04.10.2016 | UT Southwestern Medical Center

All articles from Health and Medicine >>>

The most recent press releases about innovation >>>

Die letzten 5 Focus-News des innovations-reports im Überblick:

Im Focus: New 3-D wiring technique brings scalable quantum computers closer to reality

Researchers from the Institute for Quantum Computing (IQC) at the University of Waterloo led the development of a new extensible wiring technique capable of controlling superconducting quantum bits, representing a significant step towards to the realization of a scalable quantum computer.

"The quantum socket is a wiring method that uses three-dimensional wires based on spring-loaded pins to address individual qubits," said Jeremy Béjanin, a PhD...
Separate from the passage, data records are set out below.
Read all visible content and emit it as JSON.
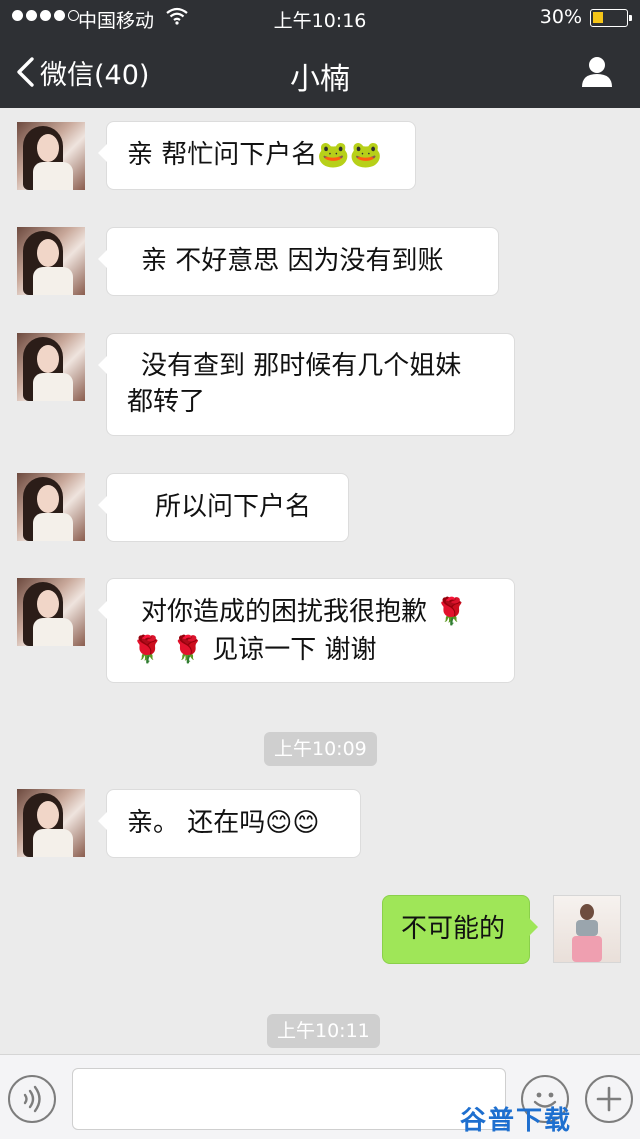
{
  "status_bar": {
    "carrier": "中国移动",
    "time": "上午10:16",
    "battery": "30%"
  },
  "nav": {
    "back_label": "微信(40)",
    "title": "小楠"
  },
  "messages": [
    {
      "side": "left",
      "text": "亲  帮忙问下户名",
      "emojis": "🐸🐸"
    },
    {
      "side": "left",
      "text": "亲  不好意思  因为没有到账"
    },
    {
      "side": "left",
      "line1": "没有查到  那时候有几个姐妹",
      "line2": "都转了"
    },
    {
      "side": "left",
      "text": "所以问下户名"
    },
    {
      "side": "left",
      "line1": "对你造成的困扰我很抱歉 🌹",
      "line2": "🌹 🌹   见谅一下  谢谢"
    },
    {
      "side": "left",
      "text": "亲。  还在吗😊😊"
    },
    {
      "side": "right",
      "text": "不可能的"
    }
  ],
  "timestamps": [
    "上午10:09",
    "上午10:11"
  ],
  "watermark": "谷普下载",
  "colors": {
    "header_bg": "#2e3034",
    "chat_bg": "#ebebeb",
    "my_bubble": "#9fe658",
    "their_bubble": "#ffffff",
    "timestamp_bg": "#cfcfcf",
    "battery_fill": "#f5c518"
  },
  "icons": {
    "back": "chevron-left-icon",
    "profile": "person-icon",
    "voice": "voice-icon",
    "emoji": "smiley-icon",
    "more": "plus-icon"
  }
}
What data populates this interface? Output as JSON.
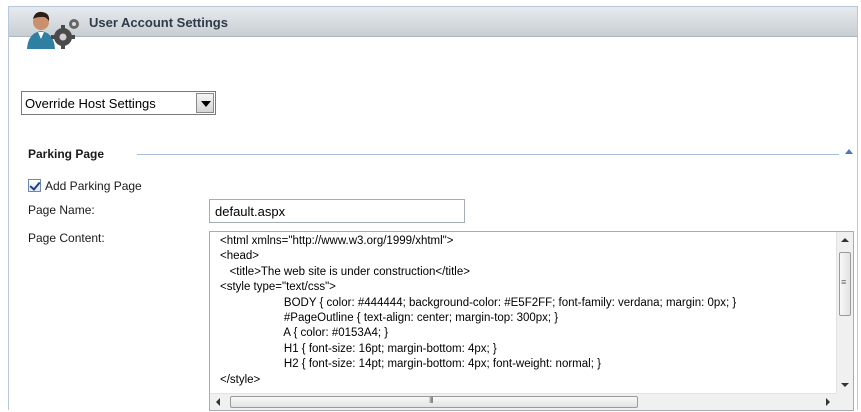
{
  "window": {
    "title": "User Account Settings"
  },
  "icons": {
    "user_icon": "user-settings-icon"
  },
  "host_settings": {
    "selected": "Override Host Settings"
  },
  "parking": {
    "section_title": "Parking Page",
    "add_checkbox_label": "Add Parking Page",
    "add_checked": true,
    "page_name_label": "Page Name:",
    "page_name_value": "default.aspx",
    "page_content_label": "Page Content:",
    "page_content_lines": [
      "<html xmlns=\"http://www.w3.org/1999/xhtml\">",
      "<head>",
      "   <title>The web site is under construction</title>",
      "<style type=\"text/css\">",
      "                    BODY { color: #444444; background-color: #E5F2FF; font-family: verdana; margin: 0px; }",
      "                    #PageOutline { text-align: center; margin-top: 300px; }",
      "                    A { color: #0153A4; }",
      "                    H1 { font-size: 16pt; margin-bottom: 4px; }",
      "                    H2 { font-size: 14pt; margin-bottom: 4px; font-weight: normal; }",
      "</style>"
    ]
  },
  "colors": {
    "section_line": "#a9bfd9",
    "accent": "#4a78b5"
  }
}
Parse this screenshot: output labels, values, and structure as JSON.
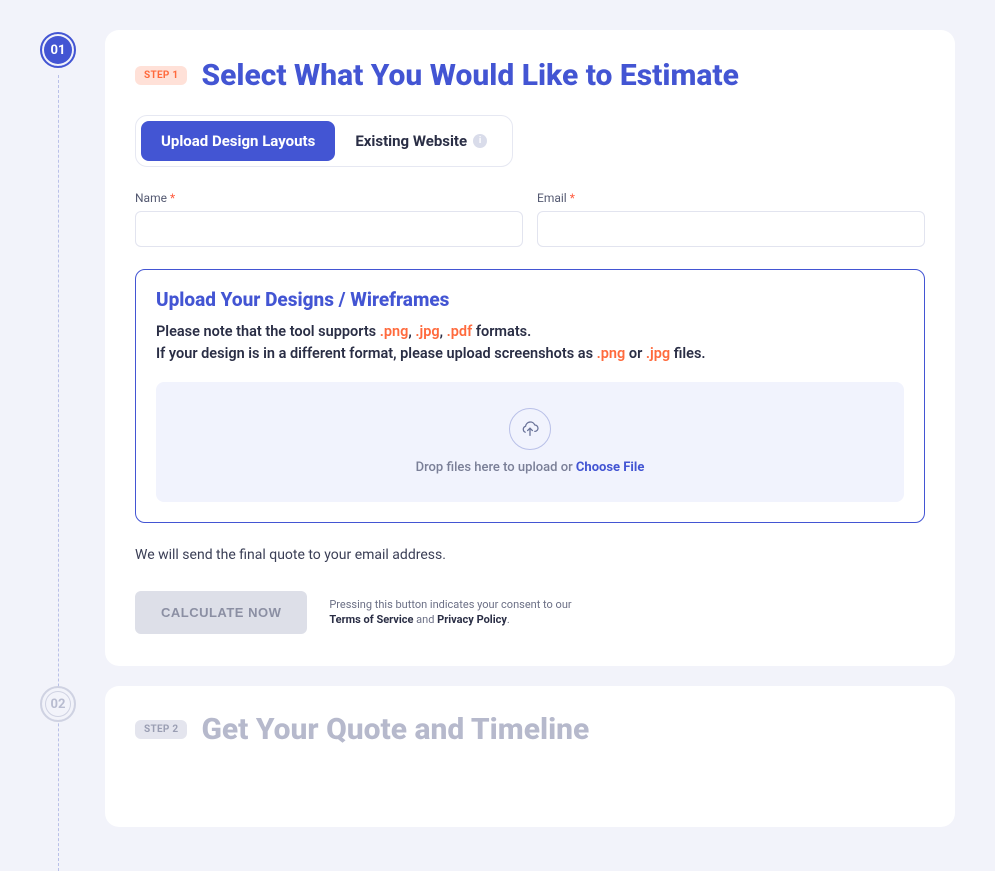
{
  "timeline": {
    "step1": "01",
    "step2": "02"
  },
  "step1": {
    "pill": "STEP 1",
    "title": "Select What You Would Like to Estimate",
    "tabs": {
      "upload": "Upload Design Layouts",
      "existing": "Existing Website"
    },
    "fields": {
      "name_label": "Name",
      "email_label": "Email",
      "required": "*"
    },
    "upload": {
      "title": "Upload Your Designs / Wireframes",
      "note_pre": "Please note that the tool supports ",
      "ext_png": ".png",
      "sep1": ", ",
      "ext_jpg": ".jpg",
      "sep2": ", ",
      "ext_pdf": ".pdf",
      "note_post": " formats.",
      "note2_pre": "If your design is in a different format, please upload screenshots as ",
      "note2_or": " or ",
      "note2_post": " files.",
      "drop_pre": "Drop files here to upload or ",
      "choose": "Choose File"
    },
    "send_note": "We will send the final quote to your email address.",
    "button": "CALCULATE NOW",
    "consent_pre": "Pressing this button indicates your consent to our ",
    "tos": "Terms of Service",
    "and": " and ",
    "privacy": "Privacy Policy",
    "dot": "."
  },
  "step2": {
    "pill": "STEP 2",
    "title": "Get Your Quote and Timeline"
  }
}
Im Focus: Scientists develop a semiconductor nanocomposite material that moves in response to light

In a paper in Scientific Reports, a research team at Worcester Polytechnic Institute describes a novel light-activated phenomenon that could become the basis for applications as diverse as microscopic robotic grippers and more efficient solar cells.

A research team at Worcester Polytechnic Institute (WPI) has developed a revolutionary, light-activated semiconductor nanocomposite material that can be used...

Im Focus: Diamonds aren't forever: Sandia, Harvard team create first quantum computer bridge

By forcefully embedding two silicon atoms in a diamond matrix, Sandia researchers have demonstrated for the first time on a single chip all the components needed to create a quantum bridge to link quantum computers together.

"People have already built small quantum computers," says Sandia researcher Ryan Camacho. "Maybe the first useful one won't be a single giant quantum computer...

Im Focus: New Products - Highlights of COMPAMED 2016

COMPAMED has become the leading international marketplace for suppliers of medical manufacturing. The trade fair, which takes place every November and is co-located to MEDICA in Dusseldorf, has been steadily growing over the past years and shows that medical technology remains a rapidly growing market.

In 2016, the joint pavilion by the IVAM Microtechnology Network, the Product Market “High-tech for Medical Devices”, will be located in Hall 8a again and will...

Im Focus: Ultra-thin ferroelectric material for next-generation electronics

'Ferroelectric' materials can switch between different states of electrical polarization in response to an external electric field. This flexibility means they show promise for many applications, for example in electronic devices and computer memory. Current ferroelectric materials are highly valued for their thermal and chemical stability and rapid electro-mechanical responses, but creating a material that is scalable down to the tiny sizes needed for technologies like silicon-based semiconductors (Si-based CMOS) has proven challenging.

Now, Hiroshi Funakubo and co-workers at the Tokyo Institute of Technology, in collaboration with researchers across Japan, have conducted experiments to...

All Focus news of the innovation-report >>>



Event News

#IC2S2: When Social Science meets Computer Science - GESIS will host the IC2S2 conference 2017

14.10.2016 | Event News

Agricultural Trade Developments and Potentials in Central Asia and the South Caucasus

14.10.2016 | Event News

World Health Summit – Day Three: A Call to Action

12.10.2016 | Event News

Latest News

Novel mechanisms of action discovered for the skin cancer medication Imiquimod

21.10.2016 | Life Sciences

Second research flight into zero gravity

21.10.2016 | Life Sciences

How Does Friendly Fire Happen in the Pancreas?

21.10.2016 | Life Sciences

More VideoLinks >>>